> **Input data**:
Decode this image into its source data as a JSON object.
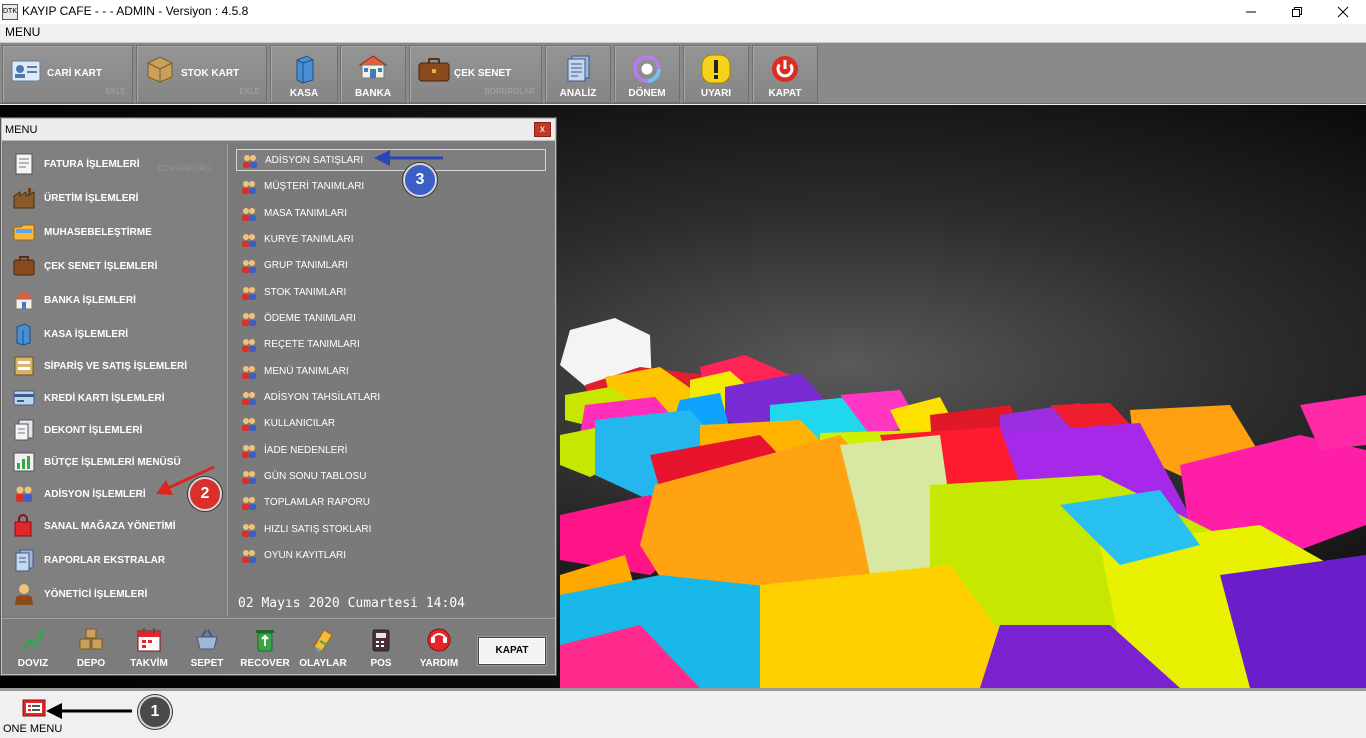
{
  "window": {
    "title": "KAYIP CAFE -  -  - ADMIN -  Versiyon : 4.5.8",
    "menubar_label": "MENU",
    "app_icon_text": "DTK"
  },
  "toolbar": {
    "items": [
      {
        "label": "CARİ KART",
        "sub": "EKLE",
        "icon": "contact-card-icon"
      },
      {
        "label": "STOK KART",
        "sub": "EKLE",
        "icon": "stock-box-icon"
      },
      {
        "label": "KASA",
        "icon": "cash-register-icon"
      },
      {
        "label": "BANKA",
        "icon": "bank-icon"
      },
      {
        "label": "ÇEK SENET",
        "sub": "BORDROLAR",
        "icon": "briefcase-icon"
      },
      {
        "label": "ANALİZ",
        "icon": "analysis-docs-icon"
      },
      {
        "label": "DÖNEM",
        "icon": "period-cycle-icon"
      },
      {
        "label": "UYARI",
        "icon": "warning-icon"
      },
      {
        "label": "KAPAT",
        "icon": "power-icon"
      }
    ]
  },
  "menu_window": {
    "title": "MENU",
    "close_glyph": "x",
    "ghost_text": "KDV RAPORU",
    "left_items": [
      {
        "label": "FATURA İŞLEMLERİ",
        "icon": "invoice-icon"
      },
      {
        "label": "ÜRETİM İŞLEMLERİ",
        "icon": "factory-icon"
      },
      {
        "label": "MUHASEBELEŞTİRME",
        "icon": "folder-icon"
      },
      {
        "label": "ÇEK SENET İŞLEMLERİ",
        "icon": "briefcase-icon"
      },
      {
        "label": "BANKA İŞLEMLERİ",
        "icon": "bank-icon"
      },
      {
        "label": "KASA İŞLEMLERİ",
        "icon": "cash-register-icon"
      },
      {
        "label": "SİPARİŞ VE SATIŞ İŞLEMLERİ",
        "icon": "order-icon"
      },
      {
        "label": "KREDİ KARTI İŞLEMLERİ",
        "icon": "credit-card-icon"
      },
      {
        "label": "DEKONT İŞLEMLERİ",
        "icon": "receipt-icon"
      },
      {
        "label": "BÜTÇE İŞLEMLERİ MENÜSÜ",
        "icon": "budget-chart-icon"
      },
      {
        "label": "ADİSYON İŞLEMLERİ",
        "icon": "people-group-icon"
      },
      {
        "label": "SANAL MAĞAZA YÖNETİMİ",
        "icon": "shopping-bag-icon"
      },
      {
        "label": "RAPORLAR EKSTRALAR",
        "icon": "reports-icon"
      },
      {
        "label": "YÖNETİCİ İŞLEMLERİ",
        "icon": "admin-user-icon"
      }
    ],
    "right_items": [
      {
        "label": "ADİSYON SATIŞLARI",
        "selected": true
      },
      {
        "label": "MÜŞTERİ TANIMLARI"
      },
      {
        "label": "MASA TANIMLARI"
      },
      {
        "label": "KURYE TANIMLARI"
      },
      {
        "label": "GRUP TANIMLARI"
      },
      {
        "label": "STOK TANIMLARI"
      },
      {
        "label": "ÖDEME TANIMLARI"
      },
      {
        "label": "REÇETE TANIMLARI"
      },
      {
        "label": "MENÜ TANIMLARI"
      },
      {
        "label": "ADİSYON TAHSİLATLARI"
      },
      {
        "label": "KULLANICILAR"
      },
      {
        "label": "İADE NEDENLERİ"
      },
      {
        "label": "GÜN SONU TABLOSU"
      },
      {
        "label": "TOPLAMLAR RAPORU"
      },
      {
        "label": "HIZLI SATIŞ STOKLARI"
      },
      {
        "label": "OYUN KAYITLARI"
      }
    ],
    "datetime": "02 Mayıs 2020 Cumartesi 14:04",
    "bottom_buttons": [
      {
        "label": "DOVIZ",
        "icon": "currency-chart-icon"
      },
      {
        "label": "DEPO",
        "icon": "warehouse-boxes-icon"
      },
      {
        "label": "TAKVİM",
        "icon": "calendar-icon"
      },
      {
        "label": "SEPET",
        "icon": "basket-icon"
      },
      {
        "label": "RECOVER",
        "icon": "recycle-bin-icon"
      },
      {
        "label": "OLAYLAR",
        "icon": "events-icon"
      },
      {
        "label": "POS",
        "icon": "pos-terminal-icon"
      },
      {
        "label": "YARDIM",
        "icon": "support-24-7-icon"
      }
    ],
    "kapat_label": "KAPAT"
  },
  "bottom_bar": {
    "one_menu_label": "ONE MENU"
  },
  "annotations": [
    {
      "number": "1",
      "color": "#4a4a4a"
    },
    {
      "number": "2",
      "color": "#d9302b"
    },
    {
      "number": "3",
      "color": "#3b5fc4"
    }
  ],
  "colors": {
    "toolbar_bg": "#8a8a8a",
    "menu_panel_bg": "#7b7b7b",
    "close_red": "#c0392b"
  }
}
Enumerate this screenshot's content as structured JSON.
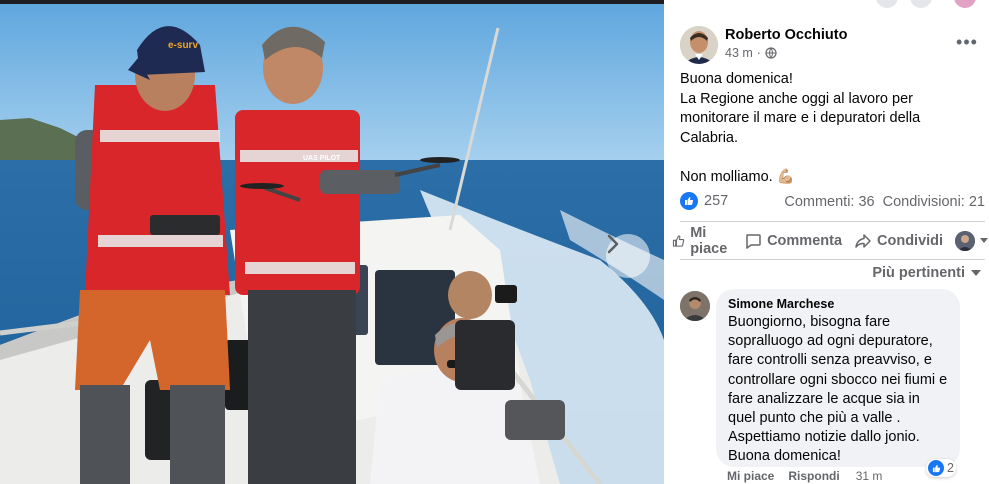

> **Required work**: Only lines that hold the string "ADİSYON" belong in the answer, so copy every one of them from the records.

> **Result for this exercise**:
        "label": "ADİSYON İŞLEMLERİ",
        "label": "ADİSYON SATIŞLARI",
        "label": "ADİSYON TAHSİLATLARI"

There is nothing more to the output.